- Damen WG, Tautz D: Abdominal-B expression in a spider suggests a general role for Abdominal-B in specifying the genital structure. J Exp Zool. 1999, 285: 85-91. 10.1002/(SICI)1097-010X(19990415)285:1<85::AID-JEZ10>3.0.CO;2-N.View ArticlePubMedGoogle Scholar
- Barnett AA, Thomas RH: Posterior Hox gene reduction in an arthropod: Ultrabithorax and Abdominal-B are expressed in a single segment in the mite Archegozetes longisetosus. EvoDevo. 2013, 4: 23-10.1186/2041-9139-4-23.PubMed CentralView ArticlePubMedGoogle Scholar
- Peel AD, Chipman AD, Akam M: Arthropod segmentation: beyond the Drosophila paradigm. Nat Rev Genet. 2005, 6: 905-916.View ArticlePubMedGoogle Scholar
- Fountain MT, Hopkin SP: Folsomia candida (Collembola): a 'standard’ soil arthropod. Annu Rev Entomol. 2005, 50: 201-222. 10.1146/annurev.ento.50.071803.130331.View ArticlePubMedGoogle Scholar
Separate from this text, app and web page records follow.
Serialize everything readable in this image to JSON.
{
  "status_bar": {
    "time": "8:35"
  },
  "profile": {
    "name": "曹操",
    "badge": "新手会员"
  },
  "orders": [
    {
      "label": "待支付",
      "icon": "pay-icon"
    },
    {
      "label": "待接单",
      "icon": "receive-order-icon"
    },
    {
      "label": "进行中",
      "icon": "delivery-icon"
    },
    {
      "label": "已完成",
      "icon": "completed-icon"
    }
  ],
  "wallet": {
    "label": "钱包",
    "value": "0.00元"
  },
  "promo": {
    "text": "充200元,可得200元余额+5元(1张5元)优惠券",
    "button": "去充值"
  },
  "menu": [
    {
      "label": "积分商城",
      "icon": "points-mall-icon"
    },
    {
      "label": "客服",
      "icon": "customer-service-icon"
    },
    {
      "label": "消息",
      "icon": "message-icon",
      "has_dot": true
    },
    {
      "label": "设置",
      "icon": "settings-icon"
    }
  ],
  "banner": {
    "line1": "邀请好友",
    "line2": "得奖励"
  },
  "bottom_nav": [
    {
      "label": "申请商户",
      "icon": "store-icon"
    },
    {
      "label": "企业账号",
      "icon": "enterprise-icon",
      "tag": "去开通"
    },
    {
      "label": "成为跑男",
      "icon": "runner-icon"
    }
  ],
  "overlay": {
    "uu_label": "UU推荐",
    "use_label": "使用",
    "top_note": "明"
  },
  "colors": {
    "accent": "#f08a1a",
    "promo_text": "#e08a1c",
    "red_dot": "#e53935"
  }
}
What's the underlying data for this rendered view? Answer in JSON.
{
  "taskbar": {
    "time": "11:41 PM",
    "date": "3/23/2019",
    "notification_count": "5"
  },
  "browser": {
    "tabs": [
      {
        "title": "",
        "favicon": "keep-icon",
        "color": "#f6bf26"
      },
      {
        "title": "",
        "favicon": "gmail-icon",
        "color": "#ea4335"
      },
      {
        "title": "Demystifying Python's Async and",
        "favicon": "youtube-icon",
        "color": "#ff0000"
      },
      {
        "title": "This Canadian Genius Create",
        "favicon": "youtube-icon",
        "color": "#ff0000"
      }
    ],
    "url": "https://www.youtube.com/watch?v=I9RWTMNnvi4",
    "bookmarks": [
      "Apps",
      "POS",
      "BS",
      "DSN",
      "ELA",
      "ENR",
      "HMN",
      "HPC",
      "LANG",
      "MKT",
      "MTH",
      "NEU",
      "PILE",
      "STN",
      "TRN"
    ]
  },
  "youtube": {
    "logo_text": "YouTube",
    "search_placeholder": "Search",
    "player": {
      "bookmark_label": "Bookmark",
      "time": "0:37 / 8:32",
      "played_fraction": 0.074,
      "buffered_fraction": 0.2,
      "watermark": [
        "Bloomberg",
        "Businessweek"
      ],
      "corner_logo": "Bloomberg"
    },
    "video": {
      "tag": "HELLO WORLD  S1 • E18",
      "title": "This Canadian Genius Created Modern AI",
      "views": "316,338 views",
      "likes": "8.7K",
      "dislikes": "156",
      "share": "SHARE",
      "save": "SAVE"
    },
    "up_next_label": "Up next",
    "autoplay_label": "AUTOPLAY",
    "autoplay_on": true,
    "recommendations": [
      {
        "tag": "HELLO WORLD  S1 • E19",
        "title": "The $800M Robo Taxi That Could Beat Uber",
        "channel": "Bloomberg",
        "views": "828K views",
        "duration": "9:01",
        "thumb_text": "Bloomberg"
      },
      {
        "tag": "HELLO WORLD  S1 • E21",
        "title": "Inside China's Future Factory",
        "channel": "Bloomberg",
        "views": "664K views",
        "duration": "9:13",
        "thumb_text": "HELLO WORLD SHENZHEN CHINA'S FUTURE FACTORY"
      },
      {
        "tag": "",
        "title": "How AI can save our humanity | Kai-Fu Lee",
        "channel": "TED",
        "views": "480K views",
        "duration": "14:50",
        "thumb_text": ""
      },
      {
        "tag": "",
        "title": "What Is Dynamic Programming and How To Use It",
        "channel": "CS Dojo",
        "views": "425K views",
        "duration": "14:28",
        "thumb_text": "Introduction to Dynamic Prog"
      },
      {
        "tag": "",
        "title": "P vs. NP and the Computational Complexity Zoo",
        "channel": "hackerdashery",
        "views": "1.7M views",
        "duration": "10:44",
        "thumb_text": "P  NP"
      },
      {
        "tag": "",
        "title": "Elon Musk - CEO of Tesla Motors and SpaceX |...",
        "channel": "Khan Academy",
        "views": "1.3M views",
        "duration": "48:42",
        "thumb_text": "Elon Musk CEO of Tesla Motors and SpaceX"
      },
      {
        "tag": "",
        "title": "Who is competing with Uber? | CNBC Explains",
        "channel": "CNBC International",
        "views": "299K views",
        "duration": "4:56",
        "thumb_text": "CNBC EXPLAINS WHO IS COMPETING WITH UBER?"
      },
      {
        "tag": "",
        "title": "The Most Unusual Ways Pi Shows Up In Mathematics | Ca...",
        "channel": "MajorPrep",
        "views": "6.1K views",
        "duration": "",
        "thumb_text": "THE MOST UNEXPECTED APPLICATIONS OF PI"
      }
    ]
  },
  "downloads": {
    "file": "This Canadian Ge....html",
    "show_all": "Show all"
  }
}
- van Straalen NM, Timmermans MJTN, Roelofs D, Berg MP: Apterygota in the spotlights of ecology, evolution and genomics. Eur J Soil Biol. 2008, 44: 452-457. 10.1016/j.ejsobi.2008.07.003.View ArticleGoogle Scholar
- Joosse ENG: Population structure of some surface dwelling Collembola in a coniferous forest soil. Neth J Zool. 1969, 19: 621-634.View ArticleGoogle Scholar
- Verhoef HA, Witteween J: Water balance in Collembola and its relation to habitat selection; cuticular water loss and water uptake. J Insect Physiol. 1980, 26: 201-208. 10.1016/0022-1910(80)90081-5.View ArticleGoogle Scholar
- van Straalen NM: Comparative demography of forest floor Collembola populations. Oikos. 1985, 45: 253-265. 10.2307/3565712.View ArticleGoogle Scholar
- Noro B, Lelli K, Sun L, Mann RS: Competition for cofactor-dependent DNA binding underlies Hox phenotypic suppression. Genes Dev. 2011, 25: 2327-2332. 10.1101/gad.175539.111.PubMed CentralView ArticlePubMedGoogle Scholar
This article is published under license to BioMed Central Ltd. This is an Open Access article distributed under the terms of the Creative Commons Attribution License (http://creativecommons.org/licenses/by/2.0), which permits unrestricted use, distribution, and reproduction in any medium, provided the original work is properly cited. The Creative Commons Public Domain Dedication waiver (http://creativecommons.org/publicdomain/zero/1.0/) applies to the data made available in this article, unless otherwise stated.